U-M Neuroscience Graduate Program, Peter Todd Lab
Who/what brought you to science? Although not scientists, my mother has been in the medical field for over 30 years and my father has been a computer programmer. From their influence, I had an interest in STEM, and as I continued my education, my interest evolved into admiration. I am continuously inspired by the endless possibilities and questions that can only be asked and answered because of science.
What are your research interests? I am interested in how genetic variations drive neurodegenerative diseases. I work in the Todd lab, where we study microsatellite repeat expansion disorders (REDs) and repeat expansions can be throughout all regions of the gene (introns, exons, untranslated regions). Interestingly, the locations of these expansions that drive neurodegeneration can commonly be found in non-coding regions.

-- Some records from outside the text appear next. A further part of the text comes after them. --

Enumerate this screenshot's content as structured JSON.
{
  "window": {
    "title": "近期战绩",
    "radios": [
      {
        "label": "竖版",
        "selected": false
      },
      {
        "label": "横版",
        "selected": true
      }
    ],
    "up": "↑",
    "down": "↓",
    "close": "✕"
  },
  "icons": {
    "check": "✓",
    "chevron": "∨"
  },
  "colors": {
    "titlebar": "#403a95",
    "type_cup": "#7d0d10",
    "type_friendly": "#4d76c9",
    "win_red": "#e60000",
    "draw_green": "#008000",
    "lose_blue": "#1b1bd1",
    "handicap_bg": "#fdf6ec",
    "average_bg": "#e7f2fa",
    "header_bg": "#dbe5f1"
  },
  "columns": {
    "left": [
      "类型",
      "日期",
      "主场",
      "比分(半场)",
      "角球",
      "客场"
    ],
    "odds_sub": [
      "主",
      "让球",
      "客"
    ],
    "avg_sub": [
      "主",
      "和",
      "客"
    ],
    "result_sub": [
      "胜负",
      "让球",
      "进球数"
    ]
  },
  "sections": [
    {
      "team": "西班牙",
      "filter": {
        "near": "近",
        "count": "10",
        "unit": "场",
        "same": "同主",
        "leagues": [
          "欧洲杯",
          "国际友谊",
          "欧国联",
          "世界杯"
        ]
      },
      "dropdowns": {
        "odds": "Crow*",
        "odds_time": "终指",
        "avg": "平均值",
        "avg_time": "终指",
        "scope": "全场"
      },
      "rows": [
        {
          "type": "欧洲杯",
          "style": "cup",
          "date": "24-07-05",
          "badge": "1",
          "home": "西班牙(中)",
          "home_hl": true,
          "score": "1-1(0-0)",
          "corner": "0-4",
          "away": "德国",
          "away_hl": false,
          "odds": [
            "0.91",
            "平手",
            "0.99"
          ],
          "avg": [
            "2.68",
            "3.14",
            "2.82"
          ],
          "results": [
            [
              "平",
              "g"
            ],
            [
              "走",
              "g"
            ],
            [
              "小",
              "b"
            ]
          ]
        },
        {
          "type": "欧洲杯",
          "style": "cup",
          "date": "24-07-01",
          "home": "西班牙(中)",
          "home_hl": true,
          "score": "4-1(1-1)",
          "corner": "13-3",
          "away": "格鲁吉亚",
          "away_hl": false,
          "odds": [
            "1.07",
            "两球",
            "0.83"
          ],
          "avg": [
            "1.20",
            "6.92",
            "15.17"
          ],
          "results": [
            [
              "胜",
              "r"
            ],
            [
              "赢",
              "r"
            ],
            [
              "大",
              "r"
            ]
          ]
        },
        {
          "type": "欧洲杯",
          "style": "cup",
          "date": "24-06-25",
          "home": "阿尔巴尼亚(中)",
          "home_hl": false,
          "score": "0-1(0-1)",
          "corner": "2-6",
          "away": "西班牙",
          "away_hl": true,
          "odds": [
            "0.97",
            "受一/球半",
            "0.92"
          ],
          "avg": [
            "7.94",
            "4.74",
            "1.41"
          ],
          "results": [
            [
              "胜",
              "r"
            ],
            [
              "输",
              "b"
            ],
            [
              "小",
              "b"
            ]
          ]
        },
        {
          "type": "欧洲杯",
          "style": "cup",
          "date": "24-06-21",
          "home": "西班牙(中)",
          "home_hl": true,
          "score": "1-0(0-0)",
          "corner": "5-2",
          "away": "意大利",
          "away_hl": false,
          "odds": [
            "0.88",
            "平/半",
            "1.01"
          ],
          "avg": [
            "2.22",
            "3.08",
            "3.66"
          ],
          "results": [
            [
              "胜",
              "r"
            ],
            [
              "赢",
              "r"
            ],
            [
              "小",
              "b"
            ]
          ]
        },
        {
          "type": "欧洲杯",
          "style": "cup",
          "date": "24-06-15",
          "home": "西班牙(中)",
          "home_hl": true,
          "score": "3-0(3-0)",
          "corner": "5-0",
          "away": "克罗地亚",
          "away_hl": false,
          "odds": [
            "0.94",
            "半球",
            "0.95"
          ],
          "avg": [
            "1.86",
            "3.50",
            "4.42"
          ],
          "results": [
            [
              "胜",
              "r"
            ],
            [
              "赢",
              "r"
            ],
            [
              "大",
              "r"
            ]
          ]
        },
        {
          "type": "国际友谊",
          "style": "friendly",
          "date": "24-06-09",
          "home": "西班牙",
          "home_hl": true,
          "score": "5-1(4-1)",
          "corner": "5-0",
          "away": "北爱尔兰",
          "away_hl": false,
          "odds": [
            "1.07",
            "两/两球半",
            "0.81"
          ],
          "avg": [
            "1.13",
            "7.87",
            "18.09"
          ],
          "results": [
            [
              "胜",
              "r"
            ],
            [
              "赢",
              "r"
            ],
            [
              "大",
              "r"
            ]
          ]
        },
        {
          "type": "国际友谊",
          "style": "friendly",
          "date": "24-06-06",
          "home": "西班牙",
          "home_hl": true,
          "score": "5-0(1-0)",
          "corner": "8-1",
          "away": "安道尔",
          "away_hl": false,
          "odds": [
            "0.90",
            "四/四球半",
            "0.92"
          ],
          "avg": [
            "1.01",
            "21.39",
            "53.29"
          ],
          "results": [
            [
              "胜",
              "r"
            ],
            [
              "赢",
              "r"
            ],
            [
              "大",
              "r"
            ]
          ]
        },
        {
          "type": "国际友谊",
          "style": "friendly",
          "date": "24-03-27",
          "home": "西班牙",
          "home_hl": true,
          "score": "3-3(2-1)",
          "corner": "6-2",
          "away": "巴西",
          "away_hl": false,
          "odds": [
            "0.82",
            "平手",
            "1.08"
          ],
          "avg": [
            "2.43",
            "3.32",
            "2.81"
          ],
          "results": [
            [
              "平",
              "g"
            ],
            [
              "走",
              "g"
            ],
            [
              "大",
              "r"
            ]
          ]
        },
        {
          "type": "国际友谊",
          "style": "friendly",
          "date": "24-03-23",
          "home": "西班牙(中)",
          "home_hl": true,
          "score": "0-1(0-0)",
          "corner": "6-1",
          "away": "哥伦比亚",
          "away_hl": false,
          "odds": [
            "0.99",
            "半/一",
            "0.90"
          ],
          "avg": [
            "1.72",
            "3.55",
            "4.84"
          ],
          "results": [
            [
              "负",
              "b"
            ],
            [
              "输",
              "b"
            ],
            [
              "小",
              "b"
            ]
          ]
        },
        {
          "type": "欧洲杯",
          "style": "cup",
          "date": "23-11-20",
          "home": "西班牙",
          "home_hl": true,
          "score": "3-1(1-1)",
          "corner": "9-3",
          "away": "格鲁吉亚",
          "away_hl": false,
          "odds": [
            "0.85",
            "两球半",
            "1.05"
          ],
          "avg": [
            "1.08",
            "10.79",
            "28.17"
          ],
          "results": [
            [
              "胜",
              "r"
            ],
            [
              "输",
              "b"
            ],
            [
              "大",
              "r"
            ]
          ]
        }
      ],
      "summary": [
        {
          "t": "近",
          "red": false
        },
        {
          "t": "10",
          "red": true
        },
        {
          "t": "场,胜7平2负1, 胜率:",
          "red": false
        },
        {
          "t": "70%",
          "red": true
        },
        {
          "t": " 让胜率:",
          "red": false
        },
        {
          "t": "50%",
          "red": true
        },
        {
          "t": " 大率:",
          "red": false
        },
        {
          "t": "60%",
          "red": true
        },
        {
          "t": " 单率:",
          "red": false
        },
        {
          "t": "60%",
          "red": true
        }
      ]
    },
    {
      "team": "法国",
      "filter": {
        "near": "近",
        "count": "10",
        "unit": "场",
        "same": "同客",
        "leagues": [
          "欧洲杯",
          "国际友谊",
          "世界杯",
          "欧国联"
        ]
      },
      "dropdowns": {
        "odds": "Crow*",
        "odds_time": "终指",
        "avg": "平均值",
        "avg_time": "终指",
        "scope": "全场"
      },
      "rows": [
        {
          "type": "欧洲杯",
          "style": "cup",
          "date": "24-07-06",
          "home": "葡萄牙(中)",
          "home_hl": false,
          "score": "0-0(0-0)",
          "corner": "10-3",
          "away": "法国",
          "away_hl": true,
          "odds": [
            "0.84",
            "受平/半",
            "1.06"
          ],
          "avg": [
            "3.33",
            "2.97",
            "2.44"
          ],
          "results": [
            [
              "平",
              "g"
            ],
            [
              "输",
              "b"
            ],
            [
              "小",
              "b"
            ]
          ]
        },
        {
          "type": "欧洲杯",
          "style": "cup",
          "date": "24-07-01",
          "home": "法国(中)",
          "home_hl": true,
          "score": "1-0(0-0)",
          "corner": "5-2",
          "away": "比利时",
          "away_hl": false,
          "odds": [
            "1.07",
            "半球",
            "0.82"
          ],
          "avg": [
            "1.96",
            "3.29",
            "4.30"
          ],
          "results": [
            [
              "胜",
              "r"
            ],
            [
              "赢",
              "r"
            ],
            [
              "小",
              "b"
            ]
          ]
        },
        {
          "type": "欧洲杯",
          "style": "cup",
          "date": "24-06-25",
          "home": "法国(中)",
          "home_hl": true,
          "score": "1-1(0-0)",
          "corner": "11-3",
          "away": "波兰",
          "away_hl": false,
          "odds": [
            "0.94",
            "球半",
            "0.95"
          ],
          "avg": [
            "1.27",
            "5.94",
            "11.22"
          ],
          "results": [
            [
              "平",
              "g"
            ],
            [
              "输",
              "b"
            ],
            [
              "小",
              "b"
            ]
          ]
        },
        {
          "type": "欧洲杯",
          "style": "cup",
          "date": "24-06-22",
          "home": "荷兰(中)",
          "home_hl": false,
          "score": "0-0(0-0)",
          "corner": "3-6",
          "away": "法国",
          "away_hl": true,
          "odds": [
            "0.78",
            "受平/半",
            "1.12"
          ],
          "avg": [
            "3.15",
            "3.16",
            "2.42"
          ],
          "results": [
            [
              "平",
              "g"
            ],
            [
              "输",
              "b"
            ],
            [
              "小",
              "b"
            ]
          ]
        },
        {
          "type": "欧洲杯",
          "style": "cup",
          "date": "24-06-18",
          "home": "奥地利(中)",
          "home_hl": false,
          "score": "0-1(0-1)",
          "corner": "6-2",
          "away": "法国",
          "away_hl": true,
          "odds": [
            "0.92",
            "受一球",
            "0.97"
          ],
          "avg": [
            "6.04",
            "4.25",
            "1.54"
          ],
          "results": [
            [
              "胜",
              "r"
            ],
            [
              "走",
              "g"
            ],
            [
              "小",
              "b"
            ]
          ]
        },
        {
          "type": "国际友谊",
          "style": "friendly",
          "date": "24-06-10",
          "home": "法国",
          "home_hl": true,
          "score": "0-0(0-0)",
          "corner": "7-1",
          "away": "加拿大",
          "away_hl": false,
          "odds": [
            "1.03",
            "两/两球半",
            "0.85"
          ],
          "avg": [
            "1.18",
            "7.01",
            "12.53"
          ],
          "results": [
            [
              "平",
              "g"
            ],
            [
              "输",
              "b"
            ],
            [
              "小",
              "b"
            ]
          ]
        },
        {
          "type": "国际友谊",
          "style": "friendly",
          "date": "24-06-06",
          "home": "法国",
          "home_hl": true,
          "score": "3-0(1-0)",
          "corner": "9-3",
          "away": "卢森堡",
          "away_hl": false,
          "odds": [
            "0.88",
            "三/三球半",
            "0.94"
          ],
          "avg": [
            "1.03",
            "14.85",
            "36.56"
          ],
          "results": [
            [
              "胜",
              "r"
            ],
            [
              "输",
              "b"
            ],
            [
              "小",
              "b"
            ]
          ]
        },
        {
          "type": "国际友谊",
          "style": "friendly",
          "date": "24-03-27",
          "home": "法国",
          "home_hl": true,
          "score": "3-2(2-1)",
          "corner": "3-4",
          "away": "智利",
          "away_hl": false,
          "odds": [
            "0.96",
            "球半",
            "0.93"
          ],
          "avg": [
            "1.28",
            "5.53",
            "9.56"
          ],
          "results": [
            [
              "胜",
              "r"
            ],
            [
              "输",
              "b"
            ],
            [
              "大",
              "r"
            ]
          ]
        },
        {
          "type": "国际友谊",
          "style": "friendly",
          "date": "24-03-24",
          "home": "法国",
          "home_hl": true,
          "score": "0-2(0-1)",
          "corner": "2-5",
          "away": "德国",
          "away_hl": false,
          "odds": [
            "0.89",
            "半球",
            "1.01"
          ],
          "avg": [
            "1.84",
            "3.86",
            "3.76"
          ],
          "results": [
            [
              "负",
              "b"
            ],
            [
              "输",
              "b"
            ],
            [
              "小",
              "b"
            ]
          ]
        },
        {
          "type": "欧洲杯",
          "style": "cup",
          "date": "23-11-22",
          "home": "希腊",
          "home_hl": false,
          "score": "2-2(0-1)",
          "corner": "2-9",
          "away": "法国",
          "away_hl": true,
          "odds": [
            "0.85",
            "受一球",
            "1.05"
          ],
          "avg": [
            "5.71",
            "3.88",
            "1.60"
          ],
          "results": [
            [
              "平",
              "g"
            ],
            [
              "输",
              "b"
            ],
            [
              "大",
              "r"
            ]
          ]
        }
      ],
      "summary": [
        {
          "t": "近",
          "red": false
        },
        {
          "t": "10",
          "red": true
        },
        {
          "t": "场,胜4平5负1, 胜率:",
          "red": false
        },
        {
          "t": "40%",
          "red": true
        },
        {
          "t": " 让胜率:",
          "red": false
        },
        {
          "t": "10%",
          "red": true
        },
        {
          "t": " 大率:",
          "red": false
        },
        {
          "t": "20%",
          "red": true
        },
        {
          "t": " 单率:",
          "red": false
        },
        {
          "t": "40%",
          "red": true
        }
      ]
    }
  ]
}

What do you hope is the outcome/impact of your research? In vivo mouse and complementary in vitro patient-derived data that provides rigorous evidence that will lead to clinical, RNA-based therapies for Fragile X-associated tremor/ataxia syndrome (FXTAS), the neurodegenerative disease I study.
What advice would you give to students who’d like to get more involved in research? Reach out to PIs and labs! On somewhat of a whim during my junior year at UMICH, I reached out to Dr. Samuel Kwon in MCDB because the research intrigued me, and I was offered a spot as a research technician. Ultimately, my time in Dr. Kwon’s lab in undergrad led me to pursue my PhD in Neuroscience here.
What profession other than your own would you like to attempt? To be a botanist and have my own climate-friendly conservatory that is open for everyone to enjoy.
What are your longer-term career aspirations? To have a job where I can explore my curiosities while also expanding the current breadth of knowledge in cellular and molecular neuroscience.